So you want to be a …

Chairperson (chair)

School Councils UK Role Guide 02

That’s quite a job, what can I do to make it easier? Most councils have a vice-chair as well to help the chair and take over when she or he isn’t there. In a meeting you might ask the vice-chair to keep time whilst you run the meeting. You could also ask him or her to watch how you chair and give you feedback after the meeting to help you improve. You could take chairing in turns to give yourself a break. Another way to make things easier on yourself is to get your council working well together, then they won’t need much chairing. If your council is getting bored or angry, could you stop and play a quick game? These give people an opportunity to have a break and come back to the problem with a different perspective. Also, think about how the room is laid out. Does everyone feel comfortable? Can everyone see each other? Is their anything that could be distracting people? Running meetings is a skill lots of people use at work all the time. Are there people you could observe or chat to for tips? Your headteacher, chair of governors, or local business people for instance?

When would I need to do all these things? Well, each school is different but this is what we recommend:

When?
Once a year

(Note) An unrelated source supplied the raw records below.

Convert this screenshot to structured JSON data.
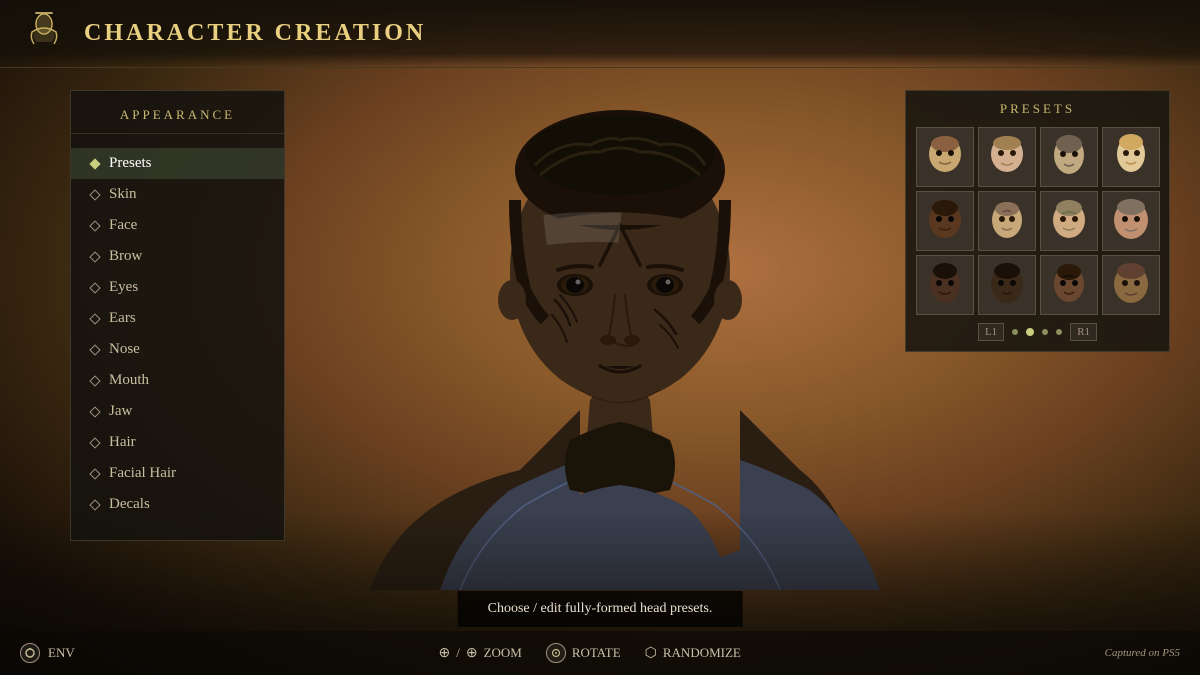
{
  "header": {
    "title": "CHARACTER CREATION",
    "icon_label": "character-icon"
  },
  "sidebar": {
    "section_title": "APPEARANCE",
    "items": [
      {
        "label": "Presets",
        "active": true,
        "diamond": "filled"
      },
      {
        "label": "Skin",
        "active": false,
        "diamond": "empty"
      },
      {
        "label": "Face",
        "active": false,
        "diamond": "empty"
      },
      {
        "label": "Brow",
        "active": false,
        "diamond": "empty"
      },
      {
        "label": "Eyes",
        "active": false,
        "diamond": "empty"
      },
      {
        "label": "Ears",
        "active": false,
        "diamond": "empty"
      },
      {
        "label": "Nose",
        "active": false,
        "diamond": "empty"
      },
      {
        "label": "Mouth",
        "active": false,
        "diamond": "empty"
      },
      {
        "label": "Jaw",
        "active": false,
        "diamond": "empty"
      },
      {
        "label": "Hair",
        "active": false,
        "diamond": "empty"
      },
      {
        "label": "Facial Hair",
        "active": false,
        "diamond": "empty"
      },
      {
        "label": "Decals",
        "active": false,
        "diamond": "empty"
      }
    ]
  },
  "presets": {
    "title": "PRESETS",
    "grid_rows": 3,
    "grid_cols": 4,
    "nav": {
      "left_btn": "L1",
      "right_btn": "R1"
    }
  },
  "hint": {
    "text": "Choose / edit fully-formed head presets."
  },
  "bottom_bar": {
    "env_label": "ENV",
    "zoom_label": "ZOOM",
    "rotate_label": "ROTATE",
    "randomize_label": "RANDOMIZE",
    "captured_on": "Captured on PS5"
  }
}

What?
Stand for election. Probably once as a class rep and then in the meeting to be chair. Represent the council and your school at events. Send out a reminder for any agenda items (it may take them a week to get to you) and last meeting’s minutes. Work out the agenda and send it out to everyone who is coming to the meeting.

With whom?
Your class/form/tutor group and council. It depends on the event. The secretary. Send to all school councillors. The secretary, vicechair and link teacher. Everyone, especially the secretary and vice-chair. Other councillors.

Throughout the year. Two weeks before each meeting. A week before each meeting. At the meeting

Make sure the meeting runs smoothly and that the secretary is keeping minutes showing who, when and what is to be done. Make sure that every one who has agreed to do something actually does it. Make sure that the headteacher, other staff and the governors are kept informed of what the school council has been discussing.

In between meetings After each meeting

School Councils UK 108-110 Camden High Street, London NW1 0LU 0845 456 9428 info@schoolcouncils.org www.schoolcouncils.org

The link teacher, other councillors.

Can I get any more information on being a chairperson? Go to www.schoolcouncils.org, click ‘resources’ and go to ‘download resources’, there you’ll find a list of links to other info about being a chair. In the resources section you will also see our Handbooks for primary and secondary students which give you loads more ideas about how to run effective meetings and make sure your school council gets things done.

© School Councils UK 2006. Written by Eva Crasnow and Asher Jacobsberg. Please feel free to reproduce this resource with acknowledgement (non-commercial use only).

Sign up to vote on this title
UsefulNot useful